Lowe’s must clean up Iwilei site before opening its second outlet
The parcel previously was occupied by an oil storage tank facility
Lowe's Cos. will have to clean up contamination at its Iwilei site before opening its second home improvement outlet on Oahu.
The 5.7-acre site near Home Depot and City Mill in Iwilei has soil and groundwater contamination that includes floating oil and gasoline, according to the state Department of Health.
The state issued a letter to Lowe's explaining it would have to clean up the contamination before moving forward with construction.
Lowe's spokeswoman Chris Ahearn says the cleanup could take between six to seven months, but that it plans to break ground in the fall, and is still targeting the second quarter of 2008 for the store's opening.

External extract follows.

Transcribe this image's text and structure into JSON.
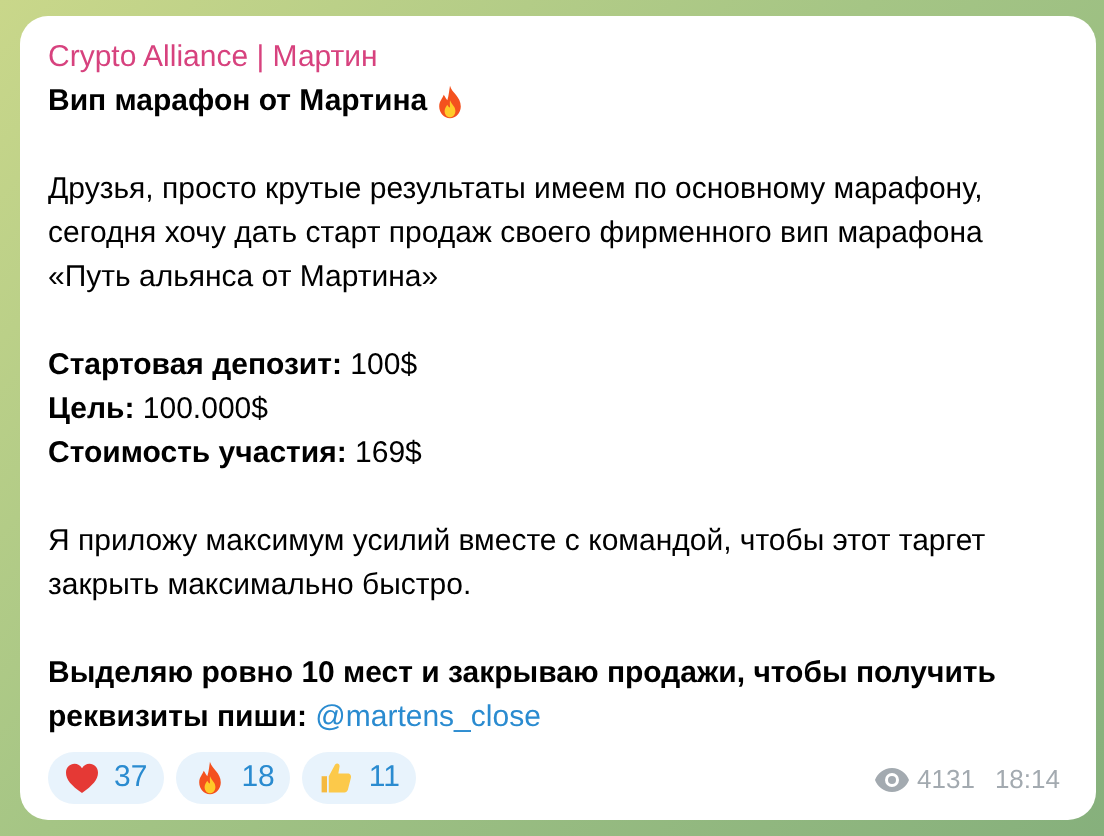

She said Lowe's does not disclose the cost for cleanups in such cases.
Mark Sutterfield, remedial project manager for the state Department of Health, said the department typically looks for compounds of oil and gasoline, along with lead-based components and metals. He said it was too soon to know how much the cleanup would cost.
The parcel on which the Mooresville, N.C.-based Lowe's plans to build was previously occupied by a ConocoPhillips storage tank facility. The site is close to rival home improvement retailers Home Depot and City Mill, in addition to Best Buy, Kmart and Costco Wholesale stores.
Lowe's, which entered the Hawaii market in 1993, has three stores in Hawaii: at Waikele Center on Oahu, Kona on the Big Island and Kahului, Maui.
Lowe's must present a remediation plan to the department, which will then seek public review before letting the company proceed with construction.
The Lowe's in Iwilei is expected to measure about 117,000 square feet.
Lowe's paid more than $35 million for the site back in 2005, when it also entered a program run by the state in which it volunteers to cooperate in any necessary cleanups.
The company said a typical Lowe's store costs $18.5 million to build and creates up to 175 new jobs.